Construction insurance is a vital form of coverage that all builders and contractors should understand. In this guide, we will provide you with the essential information about construction insurance, its purpose, and why it is crucial for anyone involved in the construction industry. Whether you are an individual contractor or a large construction company, this article will equip you with the knowledge you need to protect yourself and your projects against potential risks and liabilities.
Construction insurance benefits a wide range of stakeholders involved in construction projects. These stakeholders include:
Contractors: Construction insurance provides contractors with financial protection against the various risks associated with construction projects. It helps cover the cost of potential accidents, injuries, property damage, and liabilities that may occur during the course of construction work.
Subcontractors: Subcontractors working on construction projects benefit from insurance coverage that protects them from potential liabilities and financial losses arising from their work, such as accidents or defective workmanship.
Property Owners: Construction insurance provides peace of mind to property owners, ensuring that their investment is protected. It can cover property damage, delays in construction, and potential liability claims related to the project.
Architects and Engineers: These professionals may carry professional liability insurance, a form of construction insurance, to protect against claims of errors or omissions in their designs and recommendations.
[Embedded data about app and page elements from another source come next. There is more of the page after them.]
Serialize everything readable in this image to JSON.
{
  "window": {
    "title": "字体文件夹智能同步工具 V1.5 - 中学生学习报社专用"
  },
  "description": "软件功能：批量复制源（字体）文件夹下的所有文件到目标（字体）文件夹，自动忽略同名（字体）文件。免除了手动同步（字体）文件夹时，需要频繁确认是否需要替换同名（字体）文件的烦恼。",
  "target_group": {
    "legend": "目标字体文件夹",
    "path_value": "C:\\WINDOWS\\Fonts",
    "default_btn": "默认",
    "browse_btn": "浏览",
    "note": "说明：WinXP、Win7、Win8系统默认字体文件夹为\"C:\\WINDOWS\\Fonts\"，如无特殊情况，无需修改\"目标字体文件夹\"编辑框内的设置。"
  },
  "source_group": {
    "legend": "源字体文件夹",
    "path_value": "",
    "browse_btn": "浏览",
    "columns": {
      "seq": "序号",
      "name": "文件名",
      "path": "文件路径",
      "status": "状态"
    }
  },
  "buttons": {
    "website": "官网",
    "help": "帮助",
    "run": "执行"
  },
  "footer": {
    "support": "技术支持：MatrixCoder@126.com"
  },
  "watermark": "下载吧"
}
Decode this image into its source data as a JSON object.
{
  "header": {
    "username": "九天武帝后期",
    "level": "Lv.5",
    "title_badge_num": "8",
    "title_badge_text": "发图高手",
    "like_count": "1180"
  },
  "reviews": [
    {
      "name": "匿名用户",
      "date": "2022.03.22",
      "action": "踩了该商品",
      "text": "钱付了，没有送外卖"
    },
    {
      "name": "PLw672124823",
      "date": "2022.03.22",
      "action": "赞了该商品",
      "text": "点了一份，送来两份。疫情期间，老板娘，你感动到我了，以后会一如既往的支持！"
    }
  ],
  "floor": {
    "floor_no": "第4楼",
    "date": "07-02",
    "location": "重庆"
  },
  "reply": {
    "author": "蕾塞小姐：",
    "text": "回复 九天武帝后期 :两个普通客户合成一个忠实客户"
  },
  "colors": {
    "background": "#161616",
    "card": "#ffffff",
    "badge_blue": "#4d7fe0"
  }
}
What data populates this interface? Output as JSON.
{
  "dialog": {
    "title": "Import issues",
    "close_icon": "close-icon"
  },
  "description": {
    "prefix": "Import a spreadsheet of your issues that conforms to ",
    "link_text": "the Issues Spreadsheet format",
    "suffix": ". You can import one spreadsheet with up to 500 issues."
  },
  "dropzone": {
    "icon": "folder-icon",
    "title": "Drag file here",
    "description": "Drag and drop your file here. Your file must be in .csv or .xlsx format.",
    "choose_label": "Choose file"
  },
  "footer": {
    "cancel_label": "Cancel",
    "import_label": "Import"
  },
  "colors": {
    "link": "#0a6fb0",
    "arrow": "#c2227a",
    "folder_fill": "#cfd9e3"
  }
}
Lenders and Financial Institutions: Lenders often require construction insurance to safeguard their interests, as it ensures that the project can continue in case of unexpected setbacks or disasters.
Project Managers: Project managers or construction managers may obtain insurance coverage to protect themselves and their clients from potential issues during the construction process.
Government and Regulatory Bodies: Construction insurance can ensure that projects comply with local regulations and standards, providing a safety net in case of non-compliance.
Workers and Employees: Construction insurance often includes workers’ compensation coverage, which benefits construction workers by providing medical coverage and income replacement in case of job-related injuries or illnesses.
Suppliers and Manufacturers: Companies supplying materials or equipment to construction projects may benefit indirectly from construction insurance as it helps ensure the completion of projects and the payment of invoices.
Legal Professionals: Attorneys and legal professionals may become involved in construction-related disputes, and insurance coverage helps ensure there are resources available to address legal issues.
A construction insurance policy typically includes a range of coverage components tailored to address the specific risks and needs of construction projects and the various stakeholders involved. While the exact coverage can vary among policies and providers, here are common elements often included in construction insurance:
Commercial General Liability (CGL) Insurance: This core coverage protects against bodily injury and property damage claims that may occur during construction work, such as accidents involving third parties, clients, or damage to property.
Builder’s Risk Insurance: Also known as course of construction insurance, this coverage protects against damage or loss to the construction project itself, including the building under construction and materials on-site, due to events like fires, theft, vandalism, or natural disasters.
Workers’ Compensation Insurance: Typically required by law, this insurance covers medical expenses and lost wages for construction workers who are injured on the job.
Commercial Auto Insurance: If construction vehicles are used for transportation to and from job sites, this insurance covers accidents and damages related to those vehicles.
Contractor’s Equipment Insurance: Protects construction equipment, tools, and machinery against damage, theft, or loss, both on and off the job site.
Professional Liability Insurance: Architects, engineers, and other professionals involved in construction may carry professional liability insurance to protect against claims of errors or omissions in their designs or recommendations.
Employment Practices Liability Insurance (EPLI): Protects against claims related to employment issues, such as harassment, discrimination, or wrongful termination, that may occur among construction staff.
Environmental Liability Coverage: Addresses pollution-related risks and potential environmental damage caused by construction activities.
Owner-Controlled Insurance Programs (OCIP) or Contractor-Controlled Insurance Programs (CCIP): These programs provide comprehensive insurance coverage for all parties involved in a construction project, often resulting in cost savings and streamlined claims management.
Subcontractor Default Insurance (SDI): Provides protection against the financial impact of subcontractor defaults or failures to complete their work.
Surety Bonds: While not insurance in the traditional sense, surety bonds are often required to guarantee the completion of a construction project or payment to subcontractors and suppliers.
Wrap-Up Insurance: A type of OCIP or CCIP, wrap-up insurance consolidates coverage for all parties involved in a construction project under a single policy.
Project-Specific Insurance: Some policies are tailored to a specific construction project’s unique risks and needs, offering coverage for the duration of that project.
Construction insurance policies can be highly customizable, with coverage elements added or adjusted based on the size of the project, the types of risks involved, and the contractual requirements of all parties. Construction professionals should work closely with their insurance providers to ensure they have comprehensive coverage that adequately addresses their specific needs and liabilities.